■ **Your goal**
Give back each line of the data exactly as it reads, minus the pictures.

- - - - - - -

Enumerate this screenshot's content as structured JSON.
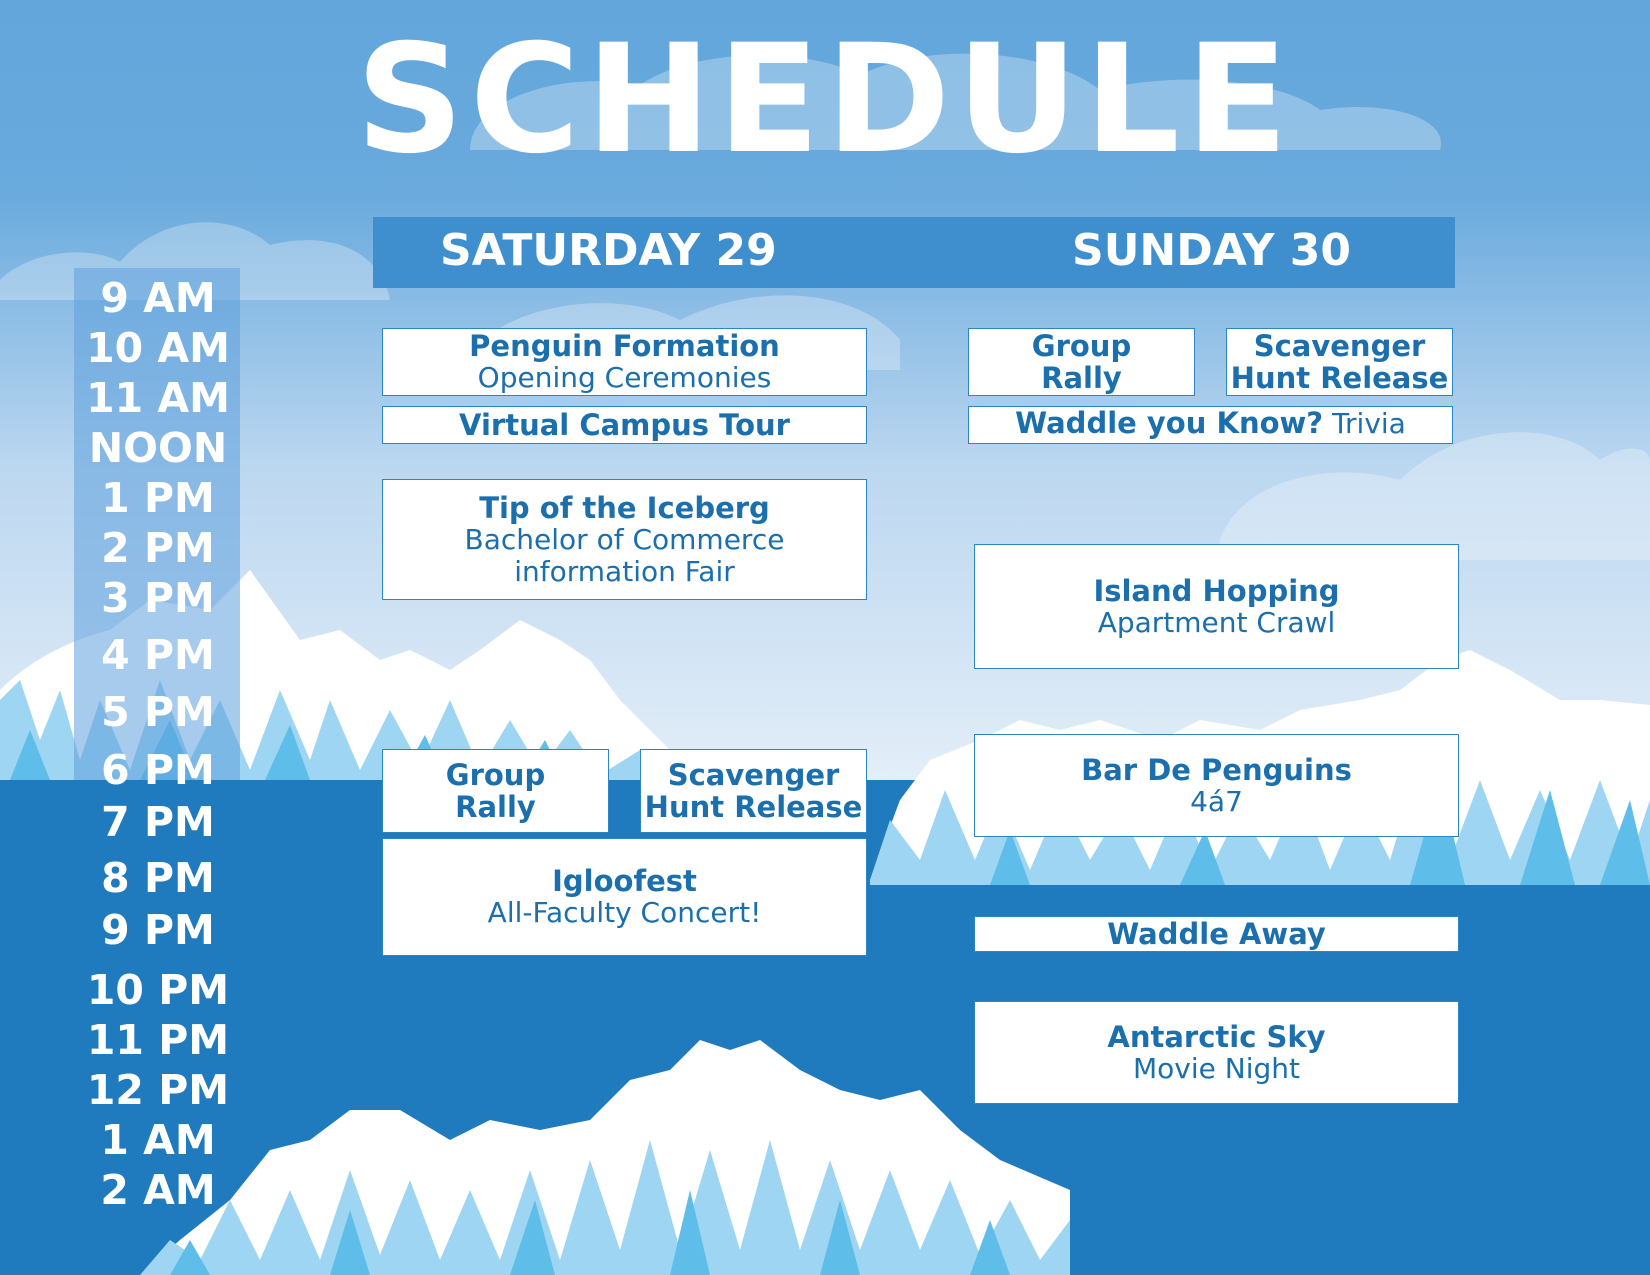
{
  "title": "SCHEDULE",
  "days": [
    "SATURDAY 29",
    "SUNDAY 30"
  ],
  "times": [
    "9 AM",
    "10 AM",
    "11 AM",
    "NOON",
    "1 PM",
    "2 PM",
    "3 PM",
    "4 PM",
    "5 PM",
    "6 PM",
    "7 PM",
    "8 PM",
    "9 PM",
    "10 PM",
    "11 PM",
    "12 PM",
    "1 AM",
    "2 AM"
  ],
  "saturday": {
    "penguin_formation": {
      "title": "Penguin Formation",
      "sub": "Opening Ceremonies"
    },
    "virtual_tour": {
      "title": "Virtual Campus Tour"
    },
    "tip_iceberg": {
      "title": "Tip of the Iceberg",
      "sub1": "Bachelor of Commerce",
      "sub2": "information Fair"
    },
    "group_rally": {
      "line1": "Group",
      "line2": "Rally"
    },
    "scavenger": {
      "line1": "Scavenger",
      "line2": "Hunt Release"
    },
    "igloofest": {
      "title": "Igloofest",
      "sub": "All-Faculty Concert!"
    }
  },
  "sunday": {
    "group_rally": {
      "line1": "Group",
      "line2": "Rally"
    },
    "scavenger": {
      "line1": "Scavenger",
      "line2": "Hunt Release"
    },
    "waddle_trivia": {
      "title": "Waddle you Know?",
      "sub": " Trivia"
    },
    "island_hopping": {
      "title": "Island Hopping",
      "sub": "Apartment Crawl"
    },
    "bar_de_penguins": {
      "title": "Bar De Penguins",
      "sub": "4á7"
    },
    "waddle_away": {
      "title": "Waddle Away"
    },
    "antarctic_sky": {
      "title": "Antarctic Sky",
      "sub": "Movie Night"
    }
  },
  "colors": {
    "sky_top": "#69a9dc",
    "sky_bottom": "#cfe3f4",
    "water": "#1f7bbe",
    "day_band": "#3f8fcf",
    "event_text": "#1b6fad",
    "ice_white": "#ffffff",
    "ice_light": "#9dd5f2",
    "ice_mid": "#5ebde9"
  }
}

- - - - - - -

■ **Answer for the task**
Enumerate this screenshot's content as structured JSON.
{
  "title": "SCHEDULE",
  "days": [
    "SATURDAY 29",
    "SUNDAY 30"
  ],
  "times": [
    "9 AM",
    "10 AM",
    "11 AM",
    "NOON",
    "1 PM",
    "2 PM",
    "3 PM",
    "4 PM",
    "5 PM",
    "6 PM",
    "7 PM",
    "8 PM",
    "9 PM",
    "10 PM",
    "11 PM",
    "12 PM",
    "1 AM",
    "2 AM"
  ],
  "saturday": {
    "penguin_formation": {
      "title": "Penguin Formation",
      "sub": "Opening Ceremonies"
    },
    "virtual_tour": {
      "title": "Virtual Campus Tour"
    },
    "tip_iceberg": {
      "title": "Tip of the Iceberg",
      "sub1": "Bachelor of Commerce",
      "sub2": "information Fair"
    },
    "group_rally": {
      "line1": "Group",
      "line2": "Rally"
    },
    "scavenger": {
      "line1": "Scavenger",
      "line2": "Hunt Release"
    },
    "igloofest": {
      "title": "Igloofest",
      "sub": "All-Faculty Concert!"
    }
  },
  "sunday": {
    "group_rally": {
      "line1": "Group",
      "line2": "Rally"
    },
    "scavenger": {
      "line1": "Scavenger",
      "line2": "Hunt Release"
    },
    "waddle_trivia": {
      "title": "Waddle you Know?",
      "sub": " Trivia"
    },
    "island_hopping": {
      "title": "Island Hopping",
      "sub": "Apartment Crawl"
    },
    "bar_de_penguins": {
      "title": "Bar De Penguins",
      "sub": "4á7"
    },
    "waddle_away": {
      "title": "Waddle Away"
    },
    "antarctic_sky": {
      "title": "Antarctic Sky",
      "sub": "Movie Night"
    }
  },
  "colors": {
    "sky_top": "#69a9dc",
    "sky_bottom": "#cfe3f4",
    "water": "#1f7bbe",
    "day_band": "#3f8fcf",
    "event_text": "#1b6fad",
    "ice_white": "#ffffff",
    "ice_light": "#9dd5f2",
    "ice_mid": "#5ebde9"
  }
}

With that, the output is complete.